The village itself is cycladic in style and the home to many famous and not so famous artists, musicians and normal people who were lucky enough to be here early.
The Acropolis of Lindos is the most well known of all ancient sites in the Dodekanese and can be as crowded as the Acropolis of Athens sometimes.
Lindos was the original capital of the island, established around 2000 BC and has been home to everyone from the ancient Greeks, the Byzantines, the Franks and the Turks, including Saint Paul and the Knights of Saint John who refortified the castle. The village itself is closed to automobiles and is a labyrinth of tiny streets and alleys.

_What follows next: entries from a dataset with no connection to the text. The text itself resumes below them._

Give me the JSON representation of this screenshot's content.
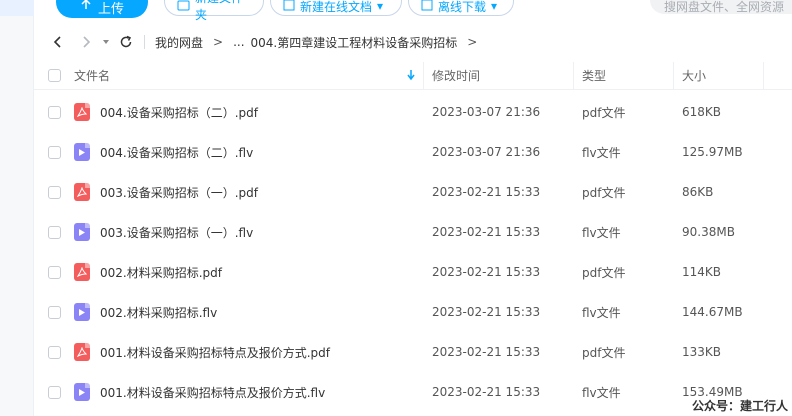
{
  "toolbar": {
    "upload_label": "上传",
    "new_folder_label": "新建文件夹",
    "new_online_doc_label": "新建在线文档",
    "offline_download_label": "离线下载",
    "search_placeholder": "搜网盘文件、全网资源"
  },
  "breadcrumb": {
    "root": "我的网盘",
    "ellipsis": "...",
    "current": "004.第四章建设工程材料设备采购招标",
    "separator": ">"
  },
  "table": {
    "headers": {
      "name": "文件名",
      "modified": "修改时间",
      "type": "类型",
      "size": "大小"
    },
    "rows": [
      {
        "icon": "pdf-file-icon",
        "name": "004.设备采购招标（二）.pdf",
        "modified": "2023-03-07 21:36",
        "type": "pdf文件",
        "size": "618KB"
      },
      {
        "icon": "video-file-icon",
        "name": "004.设备采购招标（二）.flv",
        "modified": "2023-03-07 21:36",
        "type": "flv文件",
        "size": "125.97MB"
      },
      {
        "icon": "pdf-file-icon",
        "name": "003.设备采购招标（一）.pdf",
        "modified": "2023-02-21 15:33",
        "type": "pdf文件",
        "size": "86KB"
      },
      {
        "icon": "video-file-icon",
        "name": "003.设备采购招标（一）.flv",
        "modified": "2023-02-21 15:33",
        "type": "flv文件",
        "size": "90.38MB"
      },
      {
        "icon": "pdf-file-icon",
        "name": "002.材料采购招标.pdf",
        "modified": "2023-02-21 15:33",
        "type": "pdf文件",
        "size": "114KB"
      },
      {
        "icon": "video-file-icon",
        "name": "002.材料采购招标.flv",
        "modified": "2023-02-21 15:33",
        "type": "flv文件",
        "size": "144.67MB"
      },
      {
        "icon": "pdf-file-icon",
        "name": "001.材料设备采购招标特点及报价方式.pdf",
        "modified": "2023-02-21 15:33",
        "type": "pdf文件",
        "size": "133KB"
      },
      {
        "icon": "video-file-icon",
        "name": "001.材料设备采购招标特点及报价方式.flv",
        "modified": "2023-02-21 15:33",
        "type": "flv文件",
        "size": "153.49MB"
      }
    ]
  },
  "watermark": "公众号：建工行人",
  "colors": {
    "accent": "#06a7ff",
    "pdf": "#f45d5d",
    "flv": "#8b84f6"
  }
}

There are several large self-contained luxury hotels on the outskirts of town, with more on the way.
From Matt Barnett
Rhodes town, Lindos, Kameiros, and Monolithos are the main archeological attractions (see Google Maps). Prasonissos, the most western point of Rhodes is as far away as you can get from the international bustle. Try kite surfing there.
Kameiros Archeological Site
Overview of the excavation site from the Acropolis hill.
The site is well visible in Google Maps
the prehistoric period the area was inhabited by Mycenaean Greeks.
The city itself was founded by Dorians. The temple foundations were
begun at least as early as the eighth century BC. The earthquake of
226 BC destroyed the city and the temple. The earthquake of 142 BC
destroyed the city for the second time.
The Greek city was built on three levels. At the top of the hill was the Acropolis, with the temple complex of Athena Kameiras and the Stoa. A covered reservoir having a capacity of 600 cubic meters of water—enough for up to 400 families—was constructed about the sixth century BC. Later, the Stoa was built over the reservoir.
The main settlement was on the middle terrace, consisting of a grid of parallel streets and residential blocks. On the lower terrace are found a Doric Temple, probably to Apollo; the Fountain House, with the Agora in front of it; and Peribolos of the Altars, which contained dedications to various deities. From Wikipedia
Karpathos, The Mountain Village of Olympos
photo James Stanfield, Nat. Geographic, 1983
is a very special island. A wild wooded mountain spine with a nearly
separate northern and southern half. 140 km from Rhodes or 180 km by
air from Crete, it once upon a time was the most inaccessible island
in the Aegean. Now there are two harbors and a new airport.
Conventionally counted among the Dodecanese Islands – although the Italians seem not have liked this rocky place and left few traces. It has long been famous for its northern very traditional mountain village of Olympos, which was isolated for centuries.
Do come here to watch, listen and learn. - The local tourism organization, Karpathos.org maintains an informative website – not very elegant, but with a gallery of photos and many comments critical of the frivolous, young Karpathian generation and the tourists who together threaten the island's conservative lifestyle......
The western side of the island is rocky while the other is more fertile and green. The mountains seperate the two sides. Many nice beaches some with hotels and restaurants but tourism has not gotten out of hand...yet.
There are two ports Karpathos-Pigadia (south) and Diafani in the north. Pigadia is the island's despoiled capital. It has now numerous hotels, restaurants and cafes on a noisy waterfront run by repatriated American-Karpathians.
There are only a couple of ferries a week from Pireaus and perhaps one or two a week to Rhodes, Crete, Santorini, Milos, Kassos, Halki, Paros, and Naxos. There is now an airport (Olympic Airways), and most people come here that way.